**Work to be completed**
Your answer should be every line below that includes the word "close".

++++ Working data

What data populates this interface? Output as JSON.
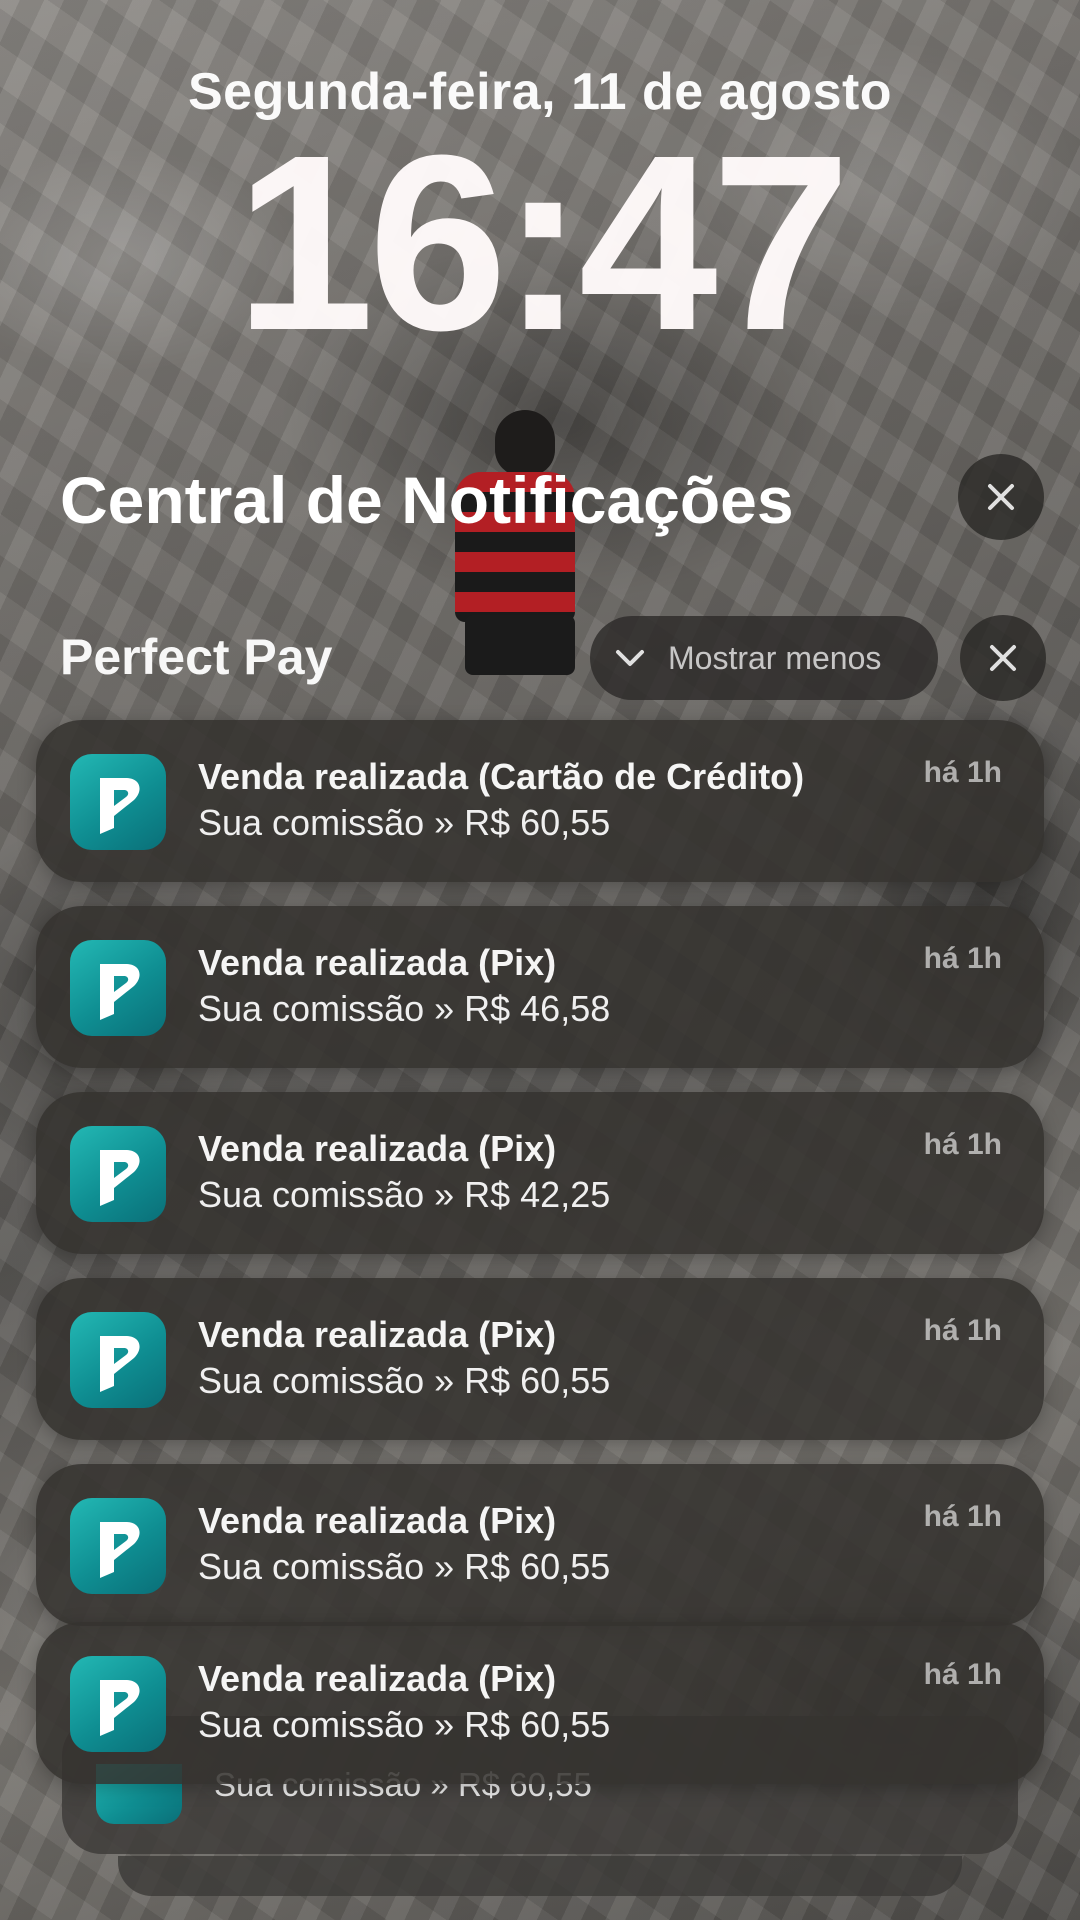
{
  "lockscreen": {
    "date": "Segunda-feira, 11 de agosto",
    "time": "16:47"
  },
  "notification_center": {
    "title": "Central de Notificações",
    "close_icon": "close-icon"
  },
  "group": {
    "app_name": "Perfect Pay",
    "show_less_label": "Mostrar menos",
    "show_less_icon": "chevron-down-icon",
    "close_icon": "close-icon",
    "app_icon": "perfect-pay-logo-icon",
    "icon_color": "#14a3a3"
  },
  "notifications": [
    {
      "title": "Venda realizada (Cartão de Crédito)",
      "body": "Sua comissão » R$ 60,55",
      "time": "há 1h"
    },
    {
      "title": "Venda realizada (Pix)",
      "body": "Sua comissão » R$ 46,58",
      "time": "há 1h"
    },
    {
      "title": "Venda realizada (Pix)",
      "body": "Sua comissão » R$ 42,25",
      "time": "há 1h"
    },
    {
      "title": "Venda realizada (Pix)",
      "body": "Sua comissão » R$ 60,55",
      "time": "há 1h"
    },
    {
      "title": "Venda realizada (Pix)",
      "body": "Sua comissão » R$ 60,55",
      "time": "há 1h"
    },
    {
      "title": "Venda realizada (Pix)",
      "body": "Sua comissão » R$ 60,55",
      "time": "há 1h"
    }
  ],
  "stacked_notification": {
    "body": "Sua comissão » R$ 60,55"
  }
}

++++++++

**Reply to the task**
    "close_icon": "close-icon"
    "close_icon": "close-icon",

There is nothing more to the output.